From the records below, copy out each line that has the word "with".

[Records from a data collection]
- - - -
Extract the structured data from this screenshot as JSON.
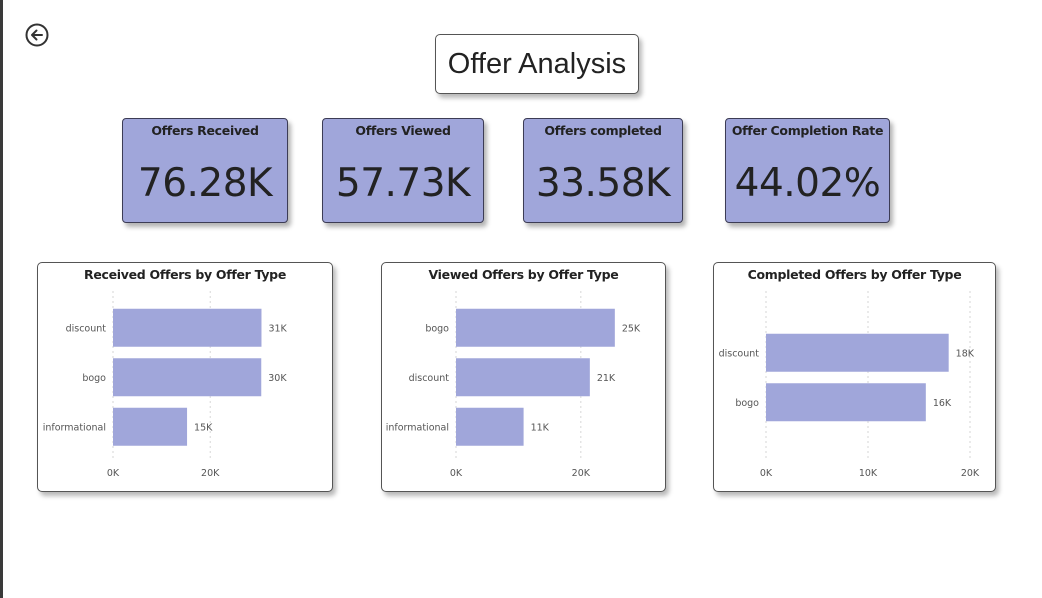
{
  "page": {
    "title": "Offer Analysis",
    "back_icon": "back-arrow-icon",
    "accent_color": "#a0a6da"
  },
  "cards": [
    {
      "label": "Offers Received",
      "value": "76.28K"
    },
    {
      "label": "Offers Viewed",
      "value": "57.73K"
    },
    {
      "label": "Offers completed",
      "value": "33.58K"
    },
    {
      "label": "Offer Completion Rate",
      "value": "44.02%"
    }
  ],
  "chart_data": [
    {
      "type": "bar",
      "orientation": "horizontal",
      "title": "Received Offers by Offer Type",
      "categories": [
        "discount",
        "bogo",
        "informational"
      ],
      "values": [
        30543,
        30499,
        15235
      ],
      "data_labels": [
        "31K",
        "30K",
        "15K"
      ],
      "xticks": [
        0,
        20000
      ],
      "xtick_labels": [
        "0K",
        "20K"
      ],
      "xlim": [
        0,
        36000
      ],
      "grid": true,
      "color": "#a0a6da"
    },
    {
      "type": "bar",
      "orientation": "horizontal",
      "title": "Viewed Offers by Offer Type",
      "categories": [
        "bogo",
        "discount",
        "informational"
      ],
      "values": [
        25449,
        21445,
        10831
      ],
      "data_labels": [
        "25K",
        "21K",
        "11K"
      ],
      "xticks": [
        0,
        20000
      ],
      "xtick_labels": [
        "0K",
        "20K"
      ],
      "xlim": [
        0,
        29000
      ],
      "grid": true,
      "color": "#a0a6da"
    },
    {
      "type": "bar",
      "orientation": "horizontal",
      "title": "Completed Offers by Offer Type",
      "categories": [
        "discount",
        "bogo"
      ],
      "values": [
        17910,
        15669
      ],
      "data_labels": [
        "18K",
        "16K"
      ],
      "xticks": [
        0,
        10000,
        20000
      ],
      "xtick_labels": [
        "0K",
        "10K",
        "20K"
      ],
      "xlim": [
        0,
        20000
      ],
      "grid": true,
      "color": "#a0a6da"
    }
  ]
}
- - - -
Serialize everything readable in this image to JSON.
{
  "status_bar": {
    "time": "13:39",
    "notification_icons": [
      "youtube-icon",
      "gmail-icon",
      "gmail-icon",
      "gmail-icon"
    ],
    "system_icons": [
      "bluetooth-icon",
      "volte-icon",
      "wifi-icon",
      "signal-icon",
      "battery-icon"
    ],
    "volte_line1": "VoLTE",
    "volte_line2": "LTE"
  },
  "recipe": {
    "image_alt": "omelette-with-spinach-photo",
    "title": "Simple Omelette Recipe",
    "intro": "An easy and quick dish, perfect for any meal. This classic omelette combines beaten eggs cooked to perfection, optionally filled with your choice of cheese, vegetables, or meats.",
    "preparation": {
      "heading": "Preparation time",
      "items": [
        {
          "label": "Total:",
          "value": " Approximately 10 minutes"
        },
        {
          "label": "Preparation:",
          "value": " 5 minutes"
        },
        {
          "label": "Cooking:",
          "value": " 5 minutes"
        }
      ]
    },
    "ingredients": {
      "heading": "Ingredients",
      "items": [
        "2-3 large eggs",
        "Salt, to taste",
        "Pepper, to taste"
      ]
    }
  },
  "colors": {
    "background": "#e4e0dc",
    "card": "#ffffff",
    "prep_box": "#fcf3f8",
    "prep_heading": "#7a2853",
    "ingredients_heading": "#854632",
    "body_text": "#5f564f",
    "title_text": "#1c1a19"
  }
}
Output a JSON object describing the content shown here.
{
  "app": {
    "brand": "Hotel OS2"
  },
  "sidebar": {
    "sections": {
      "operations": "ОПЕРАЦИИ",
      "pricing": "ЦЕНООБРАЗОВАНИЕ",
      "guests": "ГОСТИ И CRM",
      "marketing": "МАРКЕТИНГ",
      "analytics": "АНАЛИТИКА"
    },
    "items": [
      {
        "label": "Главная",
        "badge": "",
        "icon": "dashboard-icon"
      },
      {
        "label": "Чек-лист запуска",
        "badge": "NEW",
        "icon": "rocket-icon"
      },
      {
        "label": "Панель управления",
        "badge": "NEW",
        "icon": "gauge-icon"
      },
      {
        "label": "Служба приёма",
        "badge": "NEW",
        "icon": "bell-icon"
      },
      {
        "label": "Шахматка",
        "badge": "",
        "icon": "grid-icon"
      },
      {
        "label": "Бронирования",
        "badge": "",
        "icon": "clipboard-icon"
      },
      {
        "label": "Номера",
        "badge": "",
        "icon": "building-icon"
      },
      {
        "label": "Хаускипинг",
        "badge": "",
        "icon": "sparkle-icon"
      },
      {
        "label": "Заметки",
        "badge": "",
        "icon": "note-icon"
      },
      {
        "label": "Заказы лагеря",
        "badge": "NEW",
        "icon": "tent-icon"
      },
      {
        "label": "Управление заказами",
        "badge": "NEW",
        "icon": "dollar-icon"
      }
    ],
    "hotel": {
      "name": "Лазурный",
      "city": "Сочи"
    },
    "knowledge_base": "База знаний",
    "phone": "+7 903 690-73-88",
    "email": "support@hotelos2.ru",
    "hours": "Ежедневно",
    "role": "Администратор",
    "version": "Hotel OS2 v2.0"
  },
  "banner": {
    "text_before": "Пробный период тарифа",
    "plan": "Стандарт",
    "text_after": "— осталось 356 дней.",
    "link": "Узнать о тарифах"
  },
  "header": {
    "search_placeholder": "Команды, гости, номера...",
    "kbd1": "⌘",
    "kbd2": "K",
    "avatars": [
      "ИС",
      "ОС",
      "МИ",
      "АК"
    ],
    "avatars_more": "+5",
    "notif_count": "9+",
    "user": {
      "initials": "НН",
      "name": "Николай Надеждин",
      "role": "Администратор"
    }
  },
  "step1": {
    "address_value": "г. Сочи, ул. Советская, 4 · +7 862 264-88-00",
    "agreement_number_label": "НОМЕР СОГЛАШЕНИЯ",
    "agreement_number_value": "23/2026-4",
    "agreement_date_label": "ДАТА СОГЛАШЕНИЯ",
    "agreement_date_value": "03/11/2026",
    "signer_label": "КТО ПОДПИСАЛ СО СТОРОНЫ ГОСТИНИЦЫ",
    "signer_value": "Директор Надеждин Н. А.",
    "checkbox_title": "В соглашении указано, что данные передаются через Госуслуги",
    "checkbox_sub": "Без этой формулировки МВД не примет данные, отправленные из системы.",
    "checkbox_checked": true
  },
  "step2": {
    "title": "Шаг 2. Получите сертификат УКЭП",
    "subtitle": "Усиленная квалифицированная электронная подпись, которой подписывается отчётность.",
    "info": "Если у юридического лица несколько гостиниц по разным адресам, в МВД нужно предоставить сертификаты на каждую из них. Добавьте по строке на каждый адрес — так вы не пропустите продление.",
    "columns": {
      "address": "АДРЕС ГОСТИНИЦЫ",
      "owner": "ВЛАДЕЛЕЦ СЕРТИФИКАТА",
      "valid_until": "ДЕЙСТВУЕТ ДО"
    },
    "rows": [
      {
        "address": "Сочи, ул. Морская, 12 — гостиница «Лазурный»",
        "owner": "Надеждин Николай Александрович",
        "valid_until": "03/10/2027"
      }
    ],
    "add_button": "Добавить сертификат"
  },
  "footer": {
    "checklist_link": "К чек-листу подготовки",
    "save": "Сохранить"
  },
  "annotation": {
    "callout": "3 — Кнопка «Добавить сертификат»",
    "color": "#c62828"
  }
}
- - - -
> [Task output]:
    "image_alt": "omelette-with-spinach-photo",
    "intro": "An easy and quick dish, perfect for any meal. This classic omelette combines beaten eggs cooked to perfection, optionally filled with your choice of cheese, vegetables, or meats.",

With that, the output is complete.